DATA START
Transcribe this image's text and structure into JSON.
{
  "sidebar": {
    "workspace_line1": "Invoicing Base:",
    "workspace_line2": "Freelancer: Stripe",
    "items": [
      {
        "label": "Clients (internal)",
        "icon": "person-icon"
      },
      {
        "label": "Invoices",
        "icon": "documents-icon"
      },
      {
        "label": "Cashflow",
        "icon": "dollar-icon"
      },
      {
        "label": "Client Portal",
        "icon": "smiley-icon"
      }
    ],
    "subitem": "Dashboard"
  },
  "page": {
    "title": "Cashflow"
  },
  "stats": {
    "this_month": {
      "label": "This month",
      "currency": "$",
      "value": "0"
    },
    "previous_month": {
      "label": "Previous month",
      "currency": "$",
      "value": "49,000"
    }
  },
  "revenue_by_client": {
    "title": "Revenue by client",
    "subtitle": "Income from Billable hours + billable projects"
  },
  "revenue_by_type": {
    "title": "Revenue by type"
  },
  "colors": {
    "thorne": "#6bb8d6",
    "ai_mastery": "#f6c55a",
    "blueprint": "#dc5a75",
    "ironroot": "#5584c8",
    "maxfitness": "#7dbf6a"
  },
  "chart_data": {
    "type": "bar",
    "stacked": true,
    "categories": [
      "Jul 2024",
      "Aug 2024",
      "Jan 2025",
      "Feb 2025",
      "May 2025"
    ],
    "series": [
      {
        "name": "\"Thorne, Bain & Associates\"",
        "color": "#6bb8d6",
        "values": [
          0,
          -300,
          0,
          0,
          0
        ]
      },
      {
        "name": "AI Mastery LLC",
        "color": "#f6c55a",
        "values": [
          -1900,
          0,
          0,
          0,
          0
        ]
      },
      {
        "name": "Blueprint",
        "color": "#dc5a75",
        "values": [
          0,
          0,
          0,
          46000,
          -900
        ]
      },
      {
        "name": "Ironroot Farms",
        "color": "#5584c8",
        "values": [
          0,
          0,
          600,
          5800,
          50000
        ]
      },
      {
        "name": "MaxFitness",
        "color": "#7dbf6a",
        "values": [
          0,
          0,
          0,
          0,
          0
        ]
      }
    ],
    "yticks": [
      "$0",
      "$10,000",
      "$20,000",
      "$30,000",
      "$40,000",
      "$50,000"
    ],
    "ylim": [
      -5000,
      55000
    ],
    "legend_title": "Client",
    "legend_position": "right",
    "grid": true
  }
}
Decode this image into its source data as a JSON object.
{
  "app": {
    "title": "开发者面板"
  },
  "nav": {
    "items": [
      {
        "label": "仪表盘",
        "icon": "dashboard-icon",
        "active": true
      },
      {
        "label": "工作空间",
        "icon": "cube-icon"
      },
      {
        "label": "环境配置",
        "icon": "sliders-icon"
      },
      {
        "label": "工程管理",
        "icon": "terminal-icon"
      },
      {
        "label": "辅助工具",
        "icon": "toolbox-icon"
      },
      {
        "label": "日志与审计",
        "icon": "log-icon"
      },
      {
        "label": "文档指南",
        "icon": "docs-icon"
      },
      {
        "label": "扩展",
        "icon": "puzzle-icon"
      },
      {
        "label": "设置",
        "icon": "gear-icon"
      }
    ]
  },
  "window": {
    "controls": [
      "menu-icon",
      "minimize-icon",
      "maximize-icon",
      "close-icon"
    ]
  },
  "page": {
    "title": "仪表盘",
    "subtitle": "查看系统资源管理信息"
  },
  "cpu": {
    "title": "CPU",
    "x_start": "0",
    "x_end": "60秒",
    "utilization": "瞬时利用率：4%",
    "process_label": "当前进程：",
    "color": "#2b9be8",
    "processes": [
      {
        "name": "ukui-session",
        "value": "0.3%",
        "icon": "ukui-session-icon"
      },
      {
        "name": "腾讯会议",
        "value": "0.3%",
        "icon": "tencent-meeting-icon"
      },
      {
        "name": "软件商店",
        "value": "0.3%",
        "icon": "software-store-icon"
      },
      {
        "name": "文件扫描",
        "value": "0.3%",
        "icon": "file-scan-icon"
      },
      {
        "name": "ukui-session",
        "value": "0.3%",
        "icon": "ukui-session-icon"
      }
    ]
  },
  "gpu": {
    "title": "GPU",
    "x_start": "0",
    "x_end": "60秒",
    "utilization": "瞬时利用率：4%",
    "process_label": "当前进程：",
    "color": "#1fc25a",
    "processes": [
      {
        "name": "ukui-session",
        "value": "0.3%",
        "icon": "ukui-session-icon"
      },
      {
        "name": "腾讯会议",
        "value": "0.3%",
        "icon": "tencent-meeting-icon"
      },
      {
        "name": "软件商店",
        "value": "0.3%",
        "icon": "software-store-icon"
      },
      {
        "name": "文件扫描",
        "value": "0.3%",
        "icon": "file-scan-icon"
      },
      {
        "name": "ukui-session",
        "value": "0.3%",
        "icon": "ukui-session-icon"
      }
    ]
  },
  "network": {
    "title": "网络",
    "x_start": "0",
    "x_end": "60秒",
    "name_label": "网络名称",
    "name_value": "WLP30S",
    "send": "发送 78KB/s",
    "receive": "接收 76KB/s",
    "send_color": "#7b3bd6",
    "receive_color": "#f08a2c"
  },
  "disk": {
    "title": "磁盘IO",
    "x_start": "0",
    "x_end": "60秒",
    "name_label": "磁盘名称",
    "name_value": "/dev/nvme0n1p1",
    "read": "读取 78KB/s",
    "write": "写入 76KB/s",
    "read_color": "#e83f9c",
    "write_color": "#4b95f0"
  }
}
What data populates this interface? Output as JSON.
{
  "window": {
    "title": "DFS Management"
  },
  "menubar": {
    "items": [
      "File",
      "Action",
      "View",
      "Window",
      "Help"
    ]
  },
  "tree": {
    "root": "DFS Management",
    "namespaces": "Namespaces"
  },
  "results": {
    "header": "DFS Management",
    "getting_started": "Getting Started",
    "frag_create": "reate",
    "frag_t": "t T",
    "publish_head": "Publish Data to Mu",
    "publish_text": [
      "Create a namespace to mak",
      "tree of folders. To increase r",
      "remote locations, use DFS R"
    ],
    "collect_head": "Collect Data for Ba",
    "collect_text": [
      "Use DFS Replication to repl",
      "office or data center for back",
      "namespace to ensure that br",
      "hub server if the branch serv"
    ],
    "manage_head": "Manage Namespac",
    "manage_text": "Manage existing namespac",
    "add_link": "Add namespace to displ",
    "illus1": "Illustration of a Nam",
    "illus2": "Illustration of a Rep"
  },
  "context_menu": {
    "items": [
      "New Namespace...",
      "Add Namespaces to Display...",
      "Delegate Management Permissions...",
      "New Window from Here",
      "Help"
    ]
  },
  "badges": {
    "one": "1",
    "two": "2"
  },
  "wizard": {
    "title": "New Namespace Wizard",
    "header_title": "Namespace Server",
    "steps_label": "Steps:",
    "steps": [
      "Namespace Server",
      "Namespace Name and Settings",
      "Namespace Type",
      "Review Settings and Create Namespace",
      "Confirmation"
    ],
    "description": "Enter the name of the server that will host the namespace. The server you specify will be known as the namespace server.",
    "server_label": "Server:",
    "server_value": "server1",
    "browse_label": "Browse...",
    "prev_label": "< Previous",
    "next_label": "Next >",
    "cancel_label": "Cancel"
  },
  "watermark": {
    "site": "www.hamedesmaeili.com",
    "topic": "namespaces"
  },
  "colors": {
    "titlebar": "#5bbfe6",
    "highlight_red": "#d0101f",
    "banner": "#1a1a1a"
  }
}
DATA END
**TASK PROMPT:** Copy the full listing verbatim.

**TASK RESPONSE:**
Transcribe this image's text and structure into JSON.
{
  "sidebar": {
    "workspace_line1": "Invoicing Base:",
    "workspace_line2": "Freelancer: Stripe",
    "items": [
      {
        "label": "Clients (internal)",
        "icon": "person-icon"
      },
      {
        "label": "Invoices",
        "icon": "documents-icon"
      },
      {
        "label": "Cashflow",
        "icon": "dollar-icon"
      },
      {
        "label": "Client Portal",
        "icon": "smiley-icon"
      }
    ],
    "subitem": "Dashboard"
  },
  "page": {
    "title": "Cashflow"
  },
  "stats": {
    "this_month": {
      "label": "This month",
      "currency": "$",
      "value": "0"
    },
    "previous_month": {
      "label": "Previous month",
      "currency": "$",
      "value": "49,000"
    }
  },
  "revenue_by_client": {
    "title": "Revenue by client",
    "subtitle": "Income from Billable hours + billable projects"
  },
  "revenue_by_type": {
    "title": "Revenue by type"
  },
  "colors": {
    "thorne": "#6bb8d6",
    "ai_mastery": "#f6c55a",
    "blueprint": "#dc5a75",
    "ironroot": "#5584c8",
    "maxfitness": "#7dbf6a"
  },
  "chart_data": {
    "type": "bar",
    "stacked": true,
    "categories": [
      "Jul 2024",
      "Aug 2024",
      "Jan 2025",
      "Feb 2025",
      "May 2025"
    ],
    "series": [
      {
        "name": "\"Thorne, Bain & Associates\"",
        "color": "#6bb8d6",
        "values": [
          0,
          -300,
          0,
          0,
          0
        ]
      },
      {
        "name": "AI Mastery LLC",
        "color": "#f6c55a",
        "values": [
          -1900,
          0,
          0,
          0,
          0
        ]
      },
      {
        "name": "Blueprint",
        "color": "#dc5a75",
        "values": [
          0,
          0,
          0,
          46000,
          -900
        ]
      },
      {
        "name": "Ironroot Farms",
        "color": "#5584c8",
        "values": [
          0,
          0,
          600,
          5800,
          50000
        ]
      },
      {
        "name": "MaxFitness",
        "color": "#7dbf6a",
        "values": [
          0,
          0,
          0,
          0,
          0
        ]
      }
    ],
    "yticks": [
      "$0",
      "$10,000",
      "$20,000",
      "$30,000",
      "$40,000",
      "$50,000"
    ],
    "ylim": [
      -5000,
      55000
    ],
    "legend_title": "Client",
    "legend_position": "right",
    "grid": true
  }
}
Decode this image into its source data as a JSON object.
{
  "app": {
    "title": "开发者面板"
  },
  "nav": {
    "items": [
      {
        "label": "仪表盘",
        "icon": "dashboard-icon",
        "active": true
      },
      {
        "label": "工作空间",
        "icon": "cube-icon"
      },
      {
        "label": "环境配置",
        "icon": "sliders-icon"
      },
      {
        "label": "工程管理",
        "icon": "terminal-icon"
      },
      {
        "label": "辅助工具",
        "icon": "toolbox-icon"
      },
      {
        "label": "日志与审计",
        "icon": "log-icon"
      },
      {
        "label": "文档指南",
        "icon": "docs-icon"
      },
      {
        "label": "扩展",
        "icon": "puzzle-icon"
      },
      {
        "label": "设置",
        "icon": "gear-icon"
      }
    ]
  },
  "window": {
    "controls": [
      "menu-icon",
      "minimize-icon",
      "maximize-icon",
      "close-icon"
    ]
  },
  "page": {
    "title": "仪表盘",
    "subtitle": "查看系统资源管理信息"
  },
  "cpu": {
    "title": "CPU",
    "x_start": "0",
    "x_end": "60秒",
    "utilization": "瞬时利用率：4%",
    "process_label": "当前进程：",
    "color": "#2b9be8",
    "processes": [
      {
        "name": "ukui-session",
        "value": "0.3%",
        "icon": "ukui-session-icon"
      },
      {
        "name": "腾讯会议",
        "value": "0.3%",
        "icon": "tencent-meeting-icon"
      },
      {
        "name": "软件商店",
        "value": "0.3%",
        "icon": "software-store-icon"
      },
      {
        "name": "文件扫描",
        "value": "0.3%",
        "icon": "file-scan-icon"
      },
      {
        "name": "ukui-session",
        "value": "0.3%",
        "icon": "ukui-session-icon"
      }
    ]
  },
  "gpu": {
    "title": "GPU",
    "x_start": "0",
    "x_end": "60秒",
    "utilization": "瞬时利用率：4%",
    "process_label": "当前进程：",
    "color": "#1fc25a",
    "processes": [
      {
        "name": "ukui-session",
        "value": "0.3%",
        "icon": "ukui-session-icon"
      },
      {
        "name": "腾讯会议",
        "value": "0.3%",
        "icon": "tencent-meeting-icon"
      },
      {
        "name": "软件商店",
        "value": "0.3%",
        "icon": "software-store-icon"
      },
      {
        "name": "文件扫描",
        "value": "0.3%",
        "icon": "file-scan-icon"
      },
      {
        "name": "ukui-session",
        "value": "0.3%",
        "icon": "ukui-session-icon"
      }
    ]
  },
  "network": {
    "title": "网络",
    "x_start": "0",
    "x_end": "60秒",
    "name_label": "网络名称",
    "name_value": "WLP30S",
    "send": "发送 78KB/s",
    "receive": "接收 76KB/s",
    "send_color": "#7b3bd6",
    "receive_color": "#f08a2c"
  },
  "disk": {
    "title": "磁盘IO",
    "x_start": "0",
    "x_end": "60秒",
    "name_label": "磁盘名称",
    "name_value": "/dev/nvme0n1p1",
    "read": "读取 78KB/s",
    "write": "写入 76KB/s",
    "read_color": "#e83f9c",
    "write_color": "#4b95f0"
  }
}
What data populates this interface? Output as JSON.
{
  "window": {
    "title": "DFS Management"
  },
  "menubar": {
    "items": [
      "File",
      "Action",
      "View",
      "Window",
      "Help"
    ]
  },
  "tree": {
    "root": "DFS Management",
    "namespaces": "Namespaces"
  },
  "results": {
    "header": "DFS Management",
    "getting_started": "Getting Started",
    "frag_create": "reate",
    "frag_t": "t T",
    "publish_head": "Publish Data to Mu",
    "publish_text": [
      "Create a namespace to mak",
      "tree of folders. To increase r",
      "remote locations, use DFS R"
    ],
    "collect_head": "Collect Data for Ba",
    "collect_text": [
      "Use DFS Replication to repl",
      "office or data center for back",
      "namespace to ensure that br",
      "hub server if the branch serv"
    ],
    "manage_head": "Manage Namespac",
    "manage_text": "Manage existing namespac",
    "add_link": "Add namespace to displ",
    "illus1": "Illustration of a Nam",
    "illus2": "Illustration of a Rep"
  },
  "context_menu": {
    "items": [
      "New Namespace...",
      "Add Namespaces to Display...",
      "Delegate Management Permissions...",
      "New Window from Here",
      "Help"
    ]
  },
  "badges": {
    "one": "1",
    "two": "2"
  },
  "wizard": {
    "title": "New Namespace Wizard",
    "header_title": "Namespace Server",
    "steps_label": "Steps:",
    "steps": [
      "Namespace Server",
      "Namespace Name and Settings",
      "Namespace Type",
      "Review Settings and Create Namespace",
      "Confirmation"
    ],
    "description": "Enter the name of the server that will host the namespace. The server you specify will be known as the namespace server.",
    "server_label": "Server:",
    "server_value": "server1",
    "browse_label": "Browse...",
    "prev_label": "< Previous",
    "next_label": "Next >",
    "cancel_label": "Cancel"
  },
  "watermark": {
    "site": "www.hamedesmaeili.com",
    "topic": "namespaces"
  },
  "colors": {
    "titlebar": "#5bbfe6",
    "highlight_red": "#d0101f",
    "banner": "#1a1a1a"
  }
}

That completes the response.